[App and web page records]
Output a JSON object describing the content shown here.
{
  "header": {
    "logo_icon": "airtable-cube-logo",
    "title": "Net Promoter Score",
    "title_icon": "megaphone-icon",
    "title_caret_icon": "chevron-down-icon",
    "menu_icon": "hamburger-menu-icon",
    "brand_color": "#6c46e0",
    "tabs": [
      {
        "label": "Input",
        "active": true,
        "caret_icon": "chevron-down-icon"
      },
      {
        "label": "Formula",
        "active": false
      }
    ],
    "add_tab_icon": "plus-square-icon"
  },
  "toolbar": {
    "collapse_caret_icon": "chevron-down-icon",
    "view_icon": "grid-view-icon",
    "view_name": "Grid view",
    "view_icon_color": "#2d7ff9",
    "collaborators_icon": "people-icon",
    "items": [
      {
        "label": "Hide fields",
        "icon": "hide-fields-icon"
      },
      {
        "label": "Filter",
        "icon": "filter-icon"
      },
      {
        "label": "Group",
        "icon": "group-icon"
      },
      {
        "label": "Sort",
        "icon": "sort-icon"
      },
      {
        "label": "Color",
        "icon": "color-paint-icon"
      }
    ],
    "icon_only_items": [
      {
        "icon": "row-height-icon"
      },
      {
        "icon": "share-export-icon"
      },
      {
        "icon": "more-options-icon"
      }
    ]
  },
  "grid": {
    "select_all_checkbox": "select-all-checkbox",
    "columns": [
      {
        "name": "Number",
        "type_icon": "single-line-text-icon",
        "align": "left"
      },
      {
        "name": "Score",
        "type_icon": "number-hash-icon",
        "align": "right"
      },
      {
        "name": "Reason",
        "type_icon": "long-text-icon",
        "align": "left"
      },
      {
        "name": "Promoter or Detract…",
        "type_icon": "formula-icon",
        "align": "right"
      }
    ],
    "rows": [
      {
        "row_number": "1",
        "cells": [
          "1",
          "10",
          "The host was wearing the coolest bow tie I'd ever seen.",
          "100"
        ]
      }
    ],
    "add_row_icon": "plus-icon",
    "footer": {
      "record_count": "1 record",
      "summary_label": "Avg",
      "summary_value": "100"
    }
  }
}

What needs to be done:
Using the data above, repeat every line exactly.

Your solution:
Output a JSON object describing the content shown here.
{
  "header": {
    "logo_icon": "airtable-cube-logo",
    "title": "Net Promoter Score",
    "title_icon": "megaphone-icon",
    "title_caret_icon": "chevron-down-icon",
    "menu_icon": "hamburger-menu-icon",
    "brand_color": "#6c46e0",
    "tabs": [
      {
        "label": "Input",
        "active": true,
        "caret_icon": "chevron-down-icon"
      },
      {
        "label": "Formula",
        "active": false
      }
    ],
    "add_tab_icon": "plus-square-icon"
  },
  "toolbar": {
    "collapse_caret_icon": "chevron-down-icon",
    "view_icon": "grid-view-icon",
    "view_name": "Grid view",
    "view_icon_color": "#2d7ff9",
    "collaborators_icon": "people-icon",
    "items": [
      {
        "label": "Hide fields",
        "icon": "hide-fields-icon"
      },
      {
        "label": "Filter",
        "icon": "filter-icon"
      },
      {
        "label": "Group",
        "icon": "group-icon"
      },
      {
        "label": "Sort",
        "icon": "sort-icon"
      },
      {
        "label": "Color",
        "icon": "color-paint-icon"
      }
    ],
    "icon_only_items": [
      {
        "icon": "row-height-icon"
      },
      {
        "icon": "share-export-icon"
      },
      {
        "icon": "more-options-icon"
      }
    ]
  },
  "grid": {
    "select_all_checkbox": "select-all-checkbox",
    "columns": [
      {
        "name": "Number",
        "type_icon": "single-line-text-icon",
        "align": "left"
      },
      {
        "name": "Score",
        "type_icon": "number-hash-icon",
        "align": "right"
      },
      {
        "name": "Reason",
        "type_icon": "long-text-icon",
        "align": "left"
      },
      {
        "name": "Promoter or Detract…",
        "type_icon": "formula-icon",
        "align": "right"
      }
    ],
    "rows": [
      {
        "row_number": "1",
        "cells": [
          "1",
          "10",
          "The host was wearing the coolest bow tie I'd ever seen.",
          "100"
        ]
      }
    ],
    "add_row_icon": "plus-icon",
    "footer": {
      "record_count": "1 record",
      "summary_label": "Avg",
      "summary_value": "100"
    }
  }
}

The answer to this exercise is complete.